In November 2017, the Unitarian Universalist Society in Coralville, Iowa, dedicated its current building, located on a sprawling eight acres with woods, trails, a labyrinth, gardens, and natural play areas. It replaces a building from 1904 they’d outgrown downtown. The congregation aimed to make their new home the “greenest church in Iowa,” equipping it with solar panels, energy efficient glass, radiant floor heating, a geothermal ground-source heat pump system, energy recovery ventilation, low-VOC (volatile organic compounds) materials, LED lighting, and charging stations for electric cars. It is sited to have the least impact on the land and uses native plantings to manage stormwater runoff and toxicity.
Already designated a UUA Green Sanctuary, it is on track to achieve Zero Energy Building certification from the International Living Future Institute.
The structure was designed by Neumann Monson Architects using biophilic principles that help connect the space and its occupants with nature.
“When I walk into our building, I am awestruck with the simplicity and beauty,” says Deb Schoelerman, who was on the new facilities committee. “When you enter through the front doors, you can see all the way through the atrium to the other side of the building and out to the woods.”
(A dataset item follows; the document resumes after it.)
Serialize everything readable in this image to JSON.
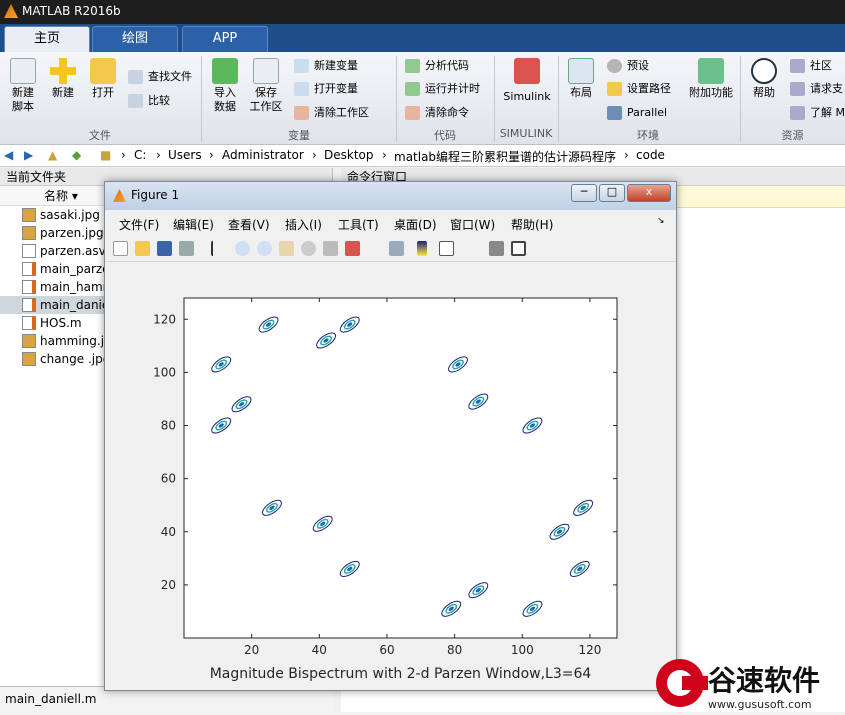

The building’s 18,455 square feet offer meeting, classroom, worship, and social spaces, making it an attractive rental option, and with everything on one floor, all areas are easily accessible to those with mobility challenges.